Maybe it’s because I don’t worry very much about my lawn, but it would never cross my mind to weed or spray dandelions. They come, they go and I just mow them down. But dandelions were one of the first phenology clues I learned; the arrival of dandelions means it’s time to plant potatoes.
Penology is the study of regular occurring cycles in nature (like the blooming of dandelions) and their relationships with each other. You can learn more about phenology in general at the National Phenology Network. My interest has mainly been in signs of when to plant what and when to prepare for pest problems. For instance, squash vine borers lay their eggs about the same time that chicory blooms. Some of the readers of my other blog have clued me into more phenological clues. And if you’d like, you can even help the scientists at Project BudBurst track changes,

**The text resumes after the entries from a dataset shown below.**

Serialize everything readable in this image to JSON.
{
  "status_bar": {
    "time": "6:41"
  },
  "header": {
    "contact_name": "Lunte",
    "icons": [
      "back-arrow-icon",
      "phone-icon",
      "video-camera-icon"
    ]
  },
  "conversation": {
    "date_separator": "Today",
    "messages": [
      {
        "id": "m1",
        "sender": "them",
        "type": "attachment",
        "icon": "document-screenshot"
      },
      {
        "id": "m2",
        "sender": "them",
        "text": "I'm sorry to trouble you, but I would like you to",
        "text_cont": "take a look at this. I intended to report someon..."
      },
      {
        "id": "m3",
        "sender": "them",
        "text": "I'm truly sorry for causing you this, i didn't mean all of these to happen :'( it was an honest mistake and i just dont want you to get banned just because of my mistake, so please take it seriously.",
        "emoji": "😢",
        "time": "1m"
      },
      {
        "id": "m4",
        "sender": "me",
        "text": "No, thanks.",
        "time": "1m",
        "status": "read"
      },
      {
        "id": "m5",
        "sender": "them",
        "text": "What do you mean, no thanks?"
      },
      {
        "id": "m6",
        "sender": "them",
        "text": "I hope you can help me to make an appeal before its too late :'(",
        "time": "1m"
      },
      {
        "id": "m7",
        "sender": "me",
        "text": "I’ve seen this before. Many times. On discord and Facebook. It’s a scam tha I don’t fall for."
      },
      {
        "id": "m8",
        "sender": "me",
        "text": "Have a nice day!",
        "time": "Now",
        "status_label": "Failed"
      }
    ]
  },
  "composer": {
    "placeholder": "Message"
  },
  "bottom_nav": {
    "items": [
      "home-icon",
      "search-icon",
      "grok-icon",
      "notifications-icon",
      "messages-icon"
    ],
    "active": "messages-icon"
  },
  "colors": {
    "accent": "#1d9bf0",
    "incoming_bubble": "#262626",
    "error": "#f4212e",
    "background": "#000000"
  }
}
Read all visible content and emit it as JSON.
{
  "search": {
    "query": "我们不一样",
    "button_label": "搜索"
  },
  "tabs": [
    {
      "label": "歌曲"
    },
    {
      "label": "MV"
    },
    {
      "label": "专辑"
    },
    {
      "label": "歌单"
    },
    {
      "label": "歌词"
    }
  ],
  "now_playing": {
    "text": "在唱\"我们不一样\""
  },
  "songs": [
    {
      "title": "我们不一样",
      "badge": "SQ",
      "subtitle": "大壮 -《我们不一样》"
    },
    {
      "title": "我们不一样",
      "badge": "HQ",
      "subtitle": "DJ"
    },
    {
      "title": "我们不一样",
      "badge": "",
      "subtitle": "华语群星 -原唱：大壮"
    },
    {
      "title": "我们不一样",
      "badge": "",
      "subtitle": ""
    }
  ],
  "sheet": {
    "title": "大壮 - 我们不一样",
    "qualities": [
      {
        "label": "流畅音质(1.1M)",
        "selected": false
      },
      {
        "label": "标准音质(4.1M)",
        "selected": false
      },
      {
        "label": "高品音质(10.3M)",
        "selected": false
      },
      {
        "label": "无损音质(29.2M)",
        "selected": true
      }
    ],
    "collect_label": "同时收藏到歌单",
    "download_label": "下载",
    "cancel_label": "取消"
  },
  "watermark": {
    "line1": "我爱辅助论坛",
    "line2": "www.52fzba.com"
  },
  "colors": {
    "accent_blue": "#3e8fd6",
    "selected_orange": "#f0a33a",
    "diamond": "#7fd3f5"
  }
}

So dandelions are actually good new, if you love potatoes – and who doesn’t. Potatoes are super easy to grow, but they require a bit of faith since you never know what’s going on underground while you wait to harvest. I’ve found the easiest way to grow potatoes is to use a large container like a half whiskey barrel or a clean garbage can with drainage holes. Simply put a few inches of soil in the container, add the potato pieces and cover with a few more inches of soil. Water well and as the vines grow, keep covering them with soil so that only 2–4 inches remains about ground. You’ll get potatoes all along the covered stems. Harvest the whole batch when the stems start to die back. Cornell Cooperative Extension has more tips for growing potatoes at home.
Potatoes store very well, so don’t be afraid you’ll grow too many to use. And you can grow varieties that aren’t available locally, like creamy ‘German Butterball’ or the heirloom ‘Peruvian Purple’ potatoes shown here. They hold their blue color, even when cooked. So forget about dandelions in your lawn and get yourself a barrel to grow some potatoes. One word of caution, they can carry the spores for late blight, so always plant certified disease free seed potatoes.